But there’s some comfort in the fact that other people can’t see it."The most terrible obstacles are such as nobody can see except oneself," in the words of George Eliot in Middlemarch.
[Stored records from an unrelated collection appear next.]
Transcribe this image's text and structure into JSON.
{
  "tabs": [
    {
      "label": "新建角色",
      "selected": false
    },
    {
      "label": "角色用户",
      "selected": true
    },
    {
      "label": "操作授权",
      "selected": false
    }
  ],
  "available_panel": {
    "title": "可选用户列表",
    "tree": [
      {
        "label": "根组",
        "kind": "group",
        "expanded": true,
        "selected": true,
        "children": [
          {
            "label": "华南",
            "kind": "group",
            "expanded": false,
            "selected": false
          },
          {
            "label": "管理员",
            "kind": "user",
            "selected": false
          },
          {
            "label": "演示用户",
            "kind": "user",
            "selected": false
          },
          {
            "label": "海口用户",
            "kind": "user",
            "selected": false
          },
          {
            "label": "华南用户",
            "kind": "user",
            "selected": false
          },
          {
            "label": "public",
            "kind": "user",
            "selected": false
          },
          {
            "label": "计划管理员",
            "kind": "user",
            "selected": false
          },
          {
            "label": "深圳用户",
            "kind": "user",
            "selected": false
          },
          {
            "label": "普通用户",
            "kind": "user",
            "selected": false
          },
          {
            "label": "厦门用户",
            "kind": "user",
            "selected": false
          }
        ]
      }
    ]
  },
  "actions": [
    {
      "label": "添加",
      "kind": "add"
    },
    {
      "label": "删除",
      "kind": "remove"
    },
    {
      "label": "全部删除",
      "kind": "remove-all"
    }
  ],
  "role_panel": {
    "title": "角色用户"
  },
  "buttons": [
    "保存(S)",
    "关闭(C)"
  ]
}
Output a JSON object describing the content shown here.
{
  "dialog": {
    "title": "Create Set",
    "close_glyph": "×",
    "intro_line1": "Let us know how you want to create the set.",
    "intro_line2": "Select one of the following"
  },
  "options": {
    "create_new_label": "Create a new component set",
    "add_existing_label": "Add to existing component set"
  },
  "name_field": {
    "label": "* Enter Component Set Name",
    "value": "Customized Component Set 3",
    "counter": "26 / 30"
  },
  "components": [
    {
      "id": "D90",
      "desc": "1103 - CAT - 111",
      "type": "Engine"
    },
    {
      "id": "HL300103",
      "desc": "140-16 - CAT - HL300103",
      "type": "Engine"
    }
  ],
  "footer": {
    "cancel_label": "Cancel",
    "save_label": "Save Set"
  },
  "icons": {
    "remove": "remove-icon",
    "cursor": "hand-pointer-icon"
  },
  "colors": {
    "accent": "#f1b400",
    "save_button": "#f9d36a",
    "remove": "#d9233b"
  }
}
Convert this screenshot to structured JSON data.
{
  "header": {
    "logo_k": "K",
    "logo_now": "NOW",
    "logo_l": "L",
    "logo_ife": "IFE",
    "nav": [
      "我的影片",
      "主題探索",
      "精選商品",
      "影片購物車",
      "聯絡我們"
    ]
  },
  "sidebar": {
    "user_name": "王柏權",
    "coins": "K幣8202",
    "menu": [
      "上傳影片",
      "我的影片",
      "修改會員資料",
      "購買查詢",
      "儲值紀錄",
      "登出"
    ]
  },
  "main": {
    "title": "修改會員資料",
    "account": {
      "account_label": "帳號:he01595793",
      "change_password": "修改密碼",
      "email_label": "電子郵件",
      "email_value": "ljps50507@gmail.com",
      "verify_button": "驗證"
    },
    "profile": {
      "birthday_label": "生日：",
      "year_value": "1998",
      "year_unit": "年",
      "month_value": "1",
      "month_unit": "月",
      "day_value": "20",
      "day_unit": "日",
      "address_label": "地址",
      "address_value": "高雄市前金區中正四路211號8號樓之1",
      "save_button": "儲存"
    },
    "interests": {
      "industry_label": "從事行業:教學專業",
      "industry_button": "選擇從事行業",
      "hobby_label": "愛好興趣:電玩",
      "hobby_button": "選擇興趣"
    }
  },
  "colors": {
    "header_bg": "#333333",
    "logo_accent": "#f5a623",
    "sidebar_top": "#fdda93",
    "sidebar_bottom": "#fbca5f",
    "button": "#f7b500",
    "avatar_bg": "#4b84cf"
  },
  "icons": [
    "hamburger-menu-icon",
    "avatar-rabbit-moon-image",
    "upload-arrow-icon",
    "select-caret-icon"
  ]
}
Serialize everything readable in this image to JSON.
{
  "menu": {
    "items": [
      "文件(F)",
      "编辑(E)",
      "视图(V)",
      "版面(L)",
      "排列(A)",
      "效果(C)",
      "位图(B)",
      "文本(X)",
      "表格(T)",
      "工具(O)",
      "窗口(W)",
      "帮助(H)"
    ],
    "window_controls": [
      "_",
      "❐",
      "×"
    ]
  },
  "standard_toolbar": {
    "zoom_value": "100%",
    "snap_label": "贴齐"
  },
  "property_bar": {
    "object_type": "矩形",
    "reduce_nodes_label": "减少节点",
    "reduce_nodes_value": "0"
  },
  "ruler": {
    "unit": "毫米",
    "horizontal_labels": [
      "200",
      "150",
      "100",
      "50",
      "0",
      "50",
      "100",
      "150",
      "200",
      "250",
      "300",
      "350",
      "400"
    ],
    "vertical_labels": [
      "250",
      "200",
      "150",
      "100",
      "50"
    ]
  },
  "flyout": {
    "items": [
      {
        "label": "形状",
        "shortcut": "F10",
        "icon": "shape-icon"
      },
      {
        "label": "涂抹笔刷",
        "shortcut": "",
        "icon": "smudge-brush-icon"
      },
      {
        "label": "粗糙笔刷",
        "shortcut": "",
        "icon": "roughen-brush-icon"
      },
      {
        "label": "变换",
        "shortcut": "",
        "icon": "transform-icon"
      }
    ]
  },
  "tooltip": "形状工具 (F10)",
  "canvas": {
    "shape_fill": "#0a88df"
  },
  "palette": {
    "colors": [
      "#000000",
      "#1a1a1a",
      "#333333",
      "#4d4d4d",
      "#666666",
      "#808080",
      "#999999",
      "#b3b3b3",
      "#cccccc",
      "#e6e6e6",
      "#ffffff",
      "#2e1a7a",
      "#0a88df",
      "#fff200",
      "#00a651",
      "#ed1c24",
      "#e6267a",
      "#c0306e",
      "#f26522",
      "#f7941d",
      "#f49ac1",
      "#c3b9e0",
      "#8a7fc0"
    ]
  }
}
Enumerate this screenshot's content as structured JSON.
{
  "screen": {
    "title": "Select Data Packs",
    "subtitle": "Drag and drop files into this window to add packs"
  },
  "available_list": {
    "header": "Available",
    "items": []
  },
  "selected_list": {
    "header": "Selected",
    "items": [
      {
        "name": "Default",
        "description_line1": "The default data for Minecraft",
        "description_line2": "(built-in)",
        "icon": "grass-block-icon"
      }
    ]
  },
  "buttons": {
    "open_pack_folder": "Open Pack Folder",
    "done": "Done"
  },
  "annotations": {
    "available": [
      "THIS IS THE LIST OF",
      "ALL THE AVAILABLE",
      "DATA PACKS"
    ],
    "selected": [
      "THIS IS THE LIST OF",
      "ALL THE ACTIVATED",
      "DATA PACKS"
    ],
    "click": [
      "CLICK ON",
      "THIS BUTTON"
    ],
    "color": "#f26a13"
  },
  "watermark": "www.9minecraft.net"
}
In a male-dominated workplace, it’s sometimes easier to avoid putting their head above the parapet.Almost without exception, the flicker of recognition is instantaneous when you mention the imposter syndrome.They all know what it means before you start to explain – they know what it feels like to pretend to be on the outside what you don’t feel you are on the inside.If an opportunity for promotion comes up, men do not seek affirmation, they’ll just wing it. Fear of failure." She’s the chief operating officer of Facebook, a successful woman, but she knows what it feels like.Women won’t put themselves forward unless they can prove they can do the job." It all goes back to childhood, according to Sherry, starting at around five years old when boys play rough and tumble games and take risks while girls tend to form small groups of two and three and talk about their play. So part of what’s holding women back is lack of self-belief and self-promotion.Maybe there’s a different way of looking at things.

Jon Dymond, director of the Hay Group management consultants firm, told a newspaper recently that managers "need to stop expecting women to behave more like men, and instead explore what they themselves can do differently".

There is now plenty of evidence that mixed boards mean better business.

Many top businessmen recognise that the dialogue is better and there’s more collaborative decision-making with women at the table.

Learning to take criticism seriously, not personally, is another.

And it should be remembered that everyone’s entitled to make mistakes from time to time – we need to learn from them and move on.

Organisational psychologist Mary Sherry recognises the difference between men and women at work.